I don’t know if he has ever abused her physically but I have heard him shouting at her over the phone after she decided to go out for the night with an old friend instead of him (a boy) and I know that he has a scary jealous temper, and what’s worse is that it worked on her and she canceled her plans with a really nice old friend who was in town for the day just to please her boyfriend. She has always done sports and band but this year she says she’s not going to sign up anymore and I can hear them making plans to move in together next year when she goes away to school. She already seems to be spending all her money on him.
What can I do to get her to see this guy for the controlling jerk that he is? Anything negative I say about him gets her on the defensive right away and we just end up fighting. She is way too young to be so serious with anyone, especially someone who seems to want to limit her potential so much to keep her down at his level.
Art Matthews Says...
First of all, you are probably astute at picking up on an abusive male. Men who try to separate their significant other from established friends and family are often doing so as an insurance measure to gain control. But he can't control her without her consent. Your criticism of him or her for being in this relationship can be the straw on the proverbial camel's back that pushes her to choose him over you.
Sometimes we cannot prevent our children from having to learn some of their own life lessons the hard way. Perhaps your ability to identify this guy as an abuser comes from your own experience and a lesson learned the hard way for you, but honestly you can't get her to see anything unless she chooses to see it, especially when you are actively pointing out how bad is her decision to be with him.
You can only be there and be supportive of her when it happens. It's better to try to keep a close, working relationship with her, even though it might feel like you are acting incongruently with how you feel about him. You have already pointed out that when you raise concerns about him, she backs him up and your conversation ends up in a fight. With him acting in a manipulative and bullying way, you can't resort to the same tactics with her to try to get her out of the relationship. Change your tone, ask her about how it's going from her perspective and listen. Be supportive of her decisions and when she voices her own concerns, refrain from saying "I told you so." Ask her what she thinks about the situation. How she feels about it. You need to keep a good relationship so that she will come to you when the chips are down. Make sure you have resources at hand for when she does need them, but any attempt to point out his shortcomings are going to be picked up as your criticism of her for choosing him. Do your conversations sound like this?

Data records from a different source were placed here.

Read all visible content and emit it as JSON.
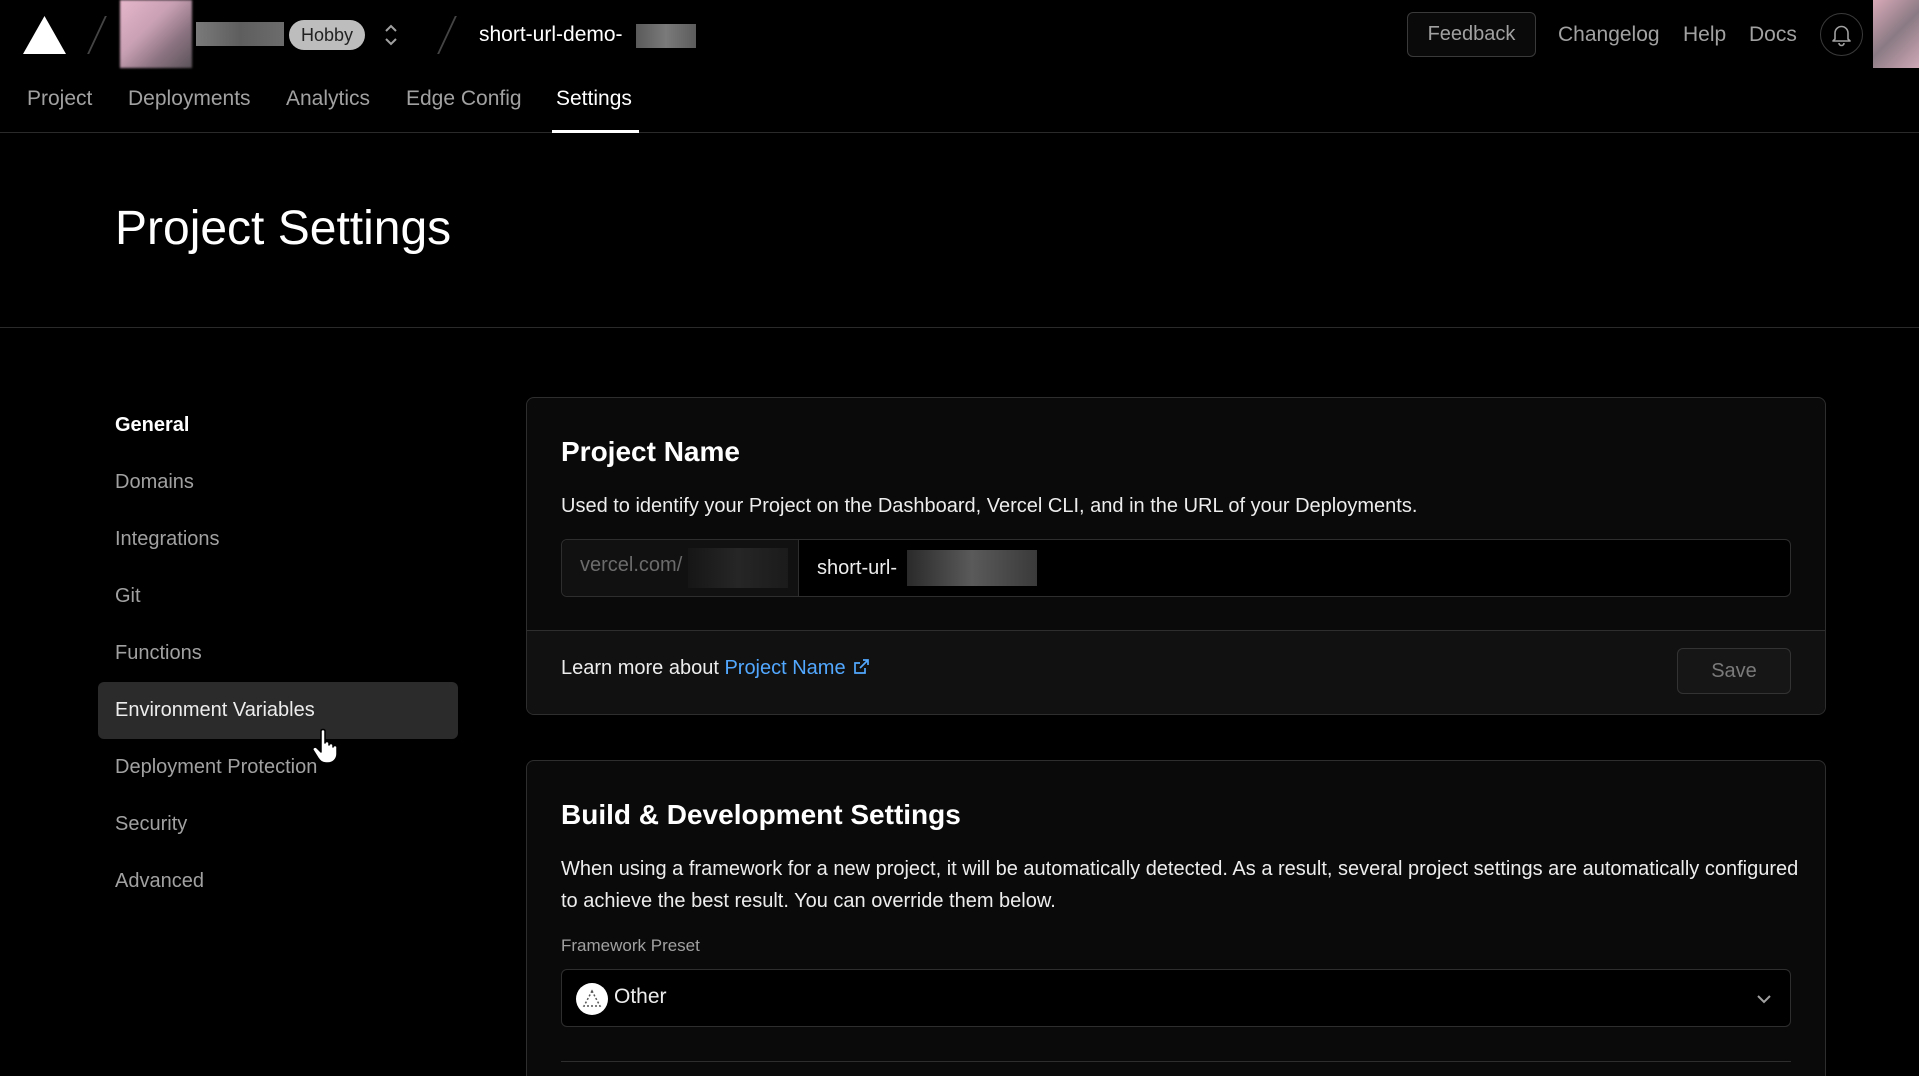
{
  "topbar": {
    "plan_badge": "Hobby",
    "project_name": "short-url-demo-",
    "feedback_label": "Feedback",
    "links": [
      "Changelog",
      "Help",
      "Docs"
    ]
  },
  "tabs": [
    "Project",
    "Deployments",
    "Analytics",
    "Edge Config",
    "Settings"
  ],
  "active_tab": "Settings",
  "page_title": "Project Settings",
  "sidebar": {
    "items": [
      "General",
      "Domains",
      "Integrations",
      "Git",
      "Functions",
      "Environment Variables",
      "Deployment Protection",
      "Security",
      "Advanced"
    ],
    "active": "General",
    "hovered": "Environment Variables"
  },
  "project_name_card": {
    "title": "Project Name",
    "description": "Used to identify your Project on the Dashboard, Vercel CLI, and in the URL of your Deployments.",
    "url_prefix": "vercel.com/",
    "input_value": "short-url-",
    "learn_more_text": "Learn more about ",
    "learn_more_link": "Project Name",
    "save_label": "Save"
  },
  "build_card": {
    "title": "Build & Development Settings",
    "description": "When using a framework for a new project, it will be automatically detected. As a result, several project settings are automatically configured to achieve the best result. You can override them below.",
    "framework_label": "Framework Preset",
    "framework_value": "Other"
  },
  "colors": {
    "background": "#000000",
    "link": "#52a8ff",
    "hover_bg": "#2b2b2b"
  }
}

Mom: "You're just too young!"
Daughter: "Oh, yeah? Watch me!"
Mom: "He's acting abusive towards you!"
Daughter: "You don't see how good he treats me other times!"
Talk about your own experience, especially the mistakes you may have made. Share information about dating violence, dating abuse and/or safe relationships. Refrain from judging her or him. Point out only the things that she will admit to or tell you and ask her for her opinion about what she thinks she should do about it.
Here are a few sites that might help you with additional information:
- Oprah: A Parent's Guide to Teen Dating Violence
- Sojourner Center: Talking to Teens and Kids about Safe Relationships
- HealthFinder.gov: Talk with Your Teen about Healthy Relationships
- TexasAdvocacyProject.org: A Parent’s Guide to Teen Dating Violence (PDF)
Have patience, hope for the best and have a box of tissues handy. Sounds like you both are going to need them.
Page last updated Sep 20, 2011